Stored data

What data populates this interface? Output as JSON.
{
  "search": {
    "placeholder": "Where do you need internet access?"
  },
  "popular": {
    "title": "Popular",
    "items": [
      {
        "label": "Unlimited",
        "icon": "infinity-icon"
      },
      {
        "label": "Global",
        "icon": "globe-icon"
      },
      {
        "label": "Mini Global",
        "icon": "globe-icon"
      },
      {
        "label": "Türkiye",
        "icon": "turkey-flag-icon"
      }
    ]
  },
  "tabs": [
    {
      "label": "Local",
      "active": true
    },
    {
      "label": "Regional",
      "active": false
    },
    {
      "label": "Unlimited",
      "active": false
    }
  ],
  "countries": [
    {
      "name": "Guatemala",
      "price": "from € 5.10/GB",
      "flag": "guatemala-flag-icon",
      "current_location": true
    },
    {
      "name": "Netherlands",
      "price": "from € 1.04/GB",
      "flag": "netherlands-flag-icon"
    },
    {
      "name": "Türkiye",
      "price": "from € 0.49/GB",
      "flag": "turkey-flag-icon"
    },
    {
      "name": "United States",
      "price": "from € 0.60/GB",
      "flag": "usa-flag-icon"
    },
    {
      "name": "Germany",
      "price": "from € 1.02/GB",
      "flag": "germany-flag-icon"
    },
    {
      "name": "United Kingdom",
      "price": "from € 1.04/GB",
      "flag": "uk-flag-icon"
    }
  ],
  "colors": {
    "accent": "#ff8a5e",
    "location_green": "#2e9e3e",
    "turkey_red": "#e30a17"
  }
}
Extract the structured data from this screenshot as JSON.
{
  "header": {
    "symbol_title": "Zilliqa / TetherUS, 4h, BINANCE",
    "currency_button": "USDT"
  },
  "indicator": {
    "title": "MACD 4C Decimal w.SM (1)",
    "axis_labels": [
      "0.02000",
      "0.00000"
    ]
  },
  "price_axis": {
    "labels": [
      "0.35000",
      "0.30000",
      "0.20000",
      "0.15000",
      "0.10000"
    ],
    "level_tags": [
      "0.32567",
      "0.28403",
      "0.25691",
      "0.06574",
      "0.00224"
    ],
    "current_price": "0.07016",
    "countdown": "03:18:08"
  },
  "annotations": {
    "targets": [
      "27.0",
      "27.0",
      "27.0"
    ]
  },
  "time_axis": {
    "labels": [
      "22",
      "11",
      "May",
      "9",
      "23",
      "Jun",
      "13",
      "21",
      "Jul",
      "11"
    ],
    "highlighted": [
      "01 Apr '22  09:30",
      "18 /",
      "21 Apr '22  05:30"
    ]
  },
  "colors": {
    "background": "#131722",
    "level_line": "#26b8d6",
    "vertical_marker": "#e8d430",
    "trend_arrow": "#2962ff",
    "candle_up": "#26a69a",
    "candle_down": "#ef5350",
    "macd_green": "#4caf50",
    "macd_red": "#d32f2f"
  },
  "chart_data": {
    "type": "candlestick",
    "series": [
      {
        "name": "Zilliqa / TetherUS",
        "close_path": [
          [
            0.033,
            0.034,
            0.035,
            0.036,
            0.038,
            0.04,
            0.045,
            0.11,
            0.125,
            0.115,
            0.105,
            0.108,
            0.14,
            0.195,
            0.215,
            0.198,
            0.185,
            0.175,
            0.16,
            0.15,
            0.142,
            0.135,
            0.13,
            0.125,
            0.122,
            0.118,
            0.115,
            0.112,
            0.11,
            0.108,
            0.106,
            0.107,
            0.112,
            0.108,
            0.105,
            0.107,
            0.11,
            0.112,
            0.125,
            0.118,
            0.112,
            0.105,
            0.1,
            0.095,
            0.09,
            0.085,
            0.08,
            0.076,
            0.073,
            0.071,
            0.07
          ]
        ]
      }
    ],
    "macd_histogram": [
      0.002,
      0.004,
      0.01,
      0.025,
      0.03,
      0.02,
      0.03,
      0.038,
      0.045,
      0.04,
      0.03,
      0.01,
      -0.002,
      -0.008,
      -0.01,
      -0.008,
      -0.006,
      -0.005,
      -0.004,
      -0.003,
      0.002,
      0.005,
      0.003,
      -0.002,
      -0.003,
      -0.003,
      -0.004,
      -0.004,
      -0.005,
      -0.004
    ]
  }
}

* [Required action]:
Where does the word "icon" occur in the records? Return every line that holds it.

* [Output of the exercise]:
        "icon": "infinity-icon"
        "icon": "globe-icon"
        "icon": "globe-icon"
        "icon": "turkey-flag-icon"
      "flag": "guatemala-flag-icon",
      "flag": "netherlands-flag-icon"
      "flag": "turkey-flag-icon"
      "flag": "usa-flag-icon"
      "flag": "germany-flag-icon"
      "flag": "uk-flag-icon"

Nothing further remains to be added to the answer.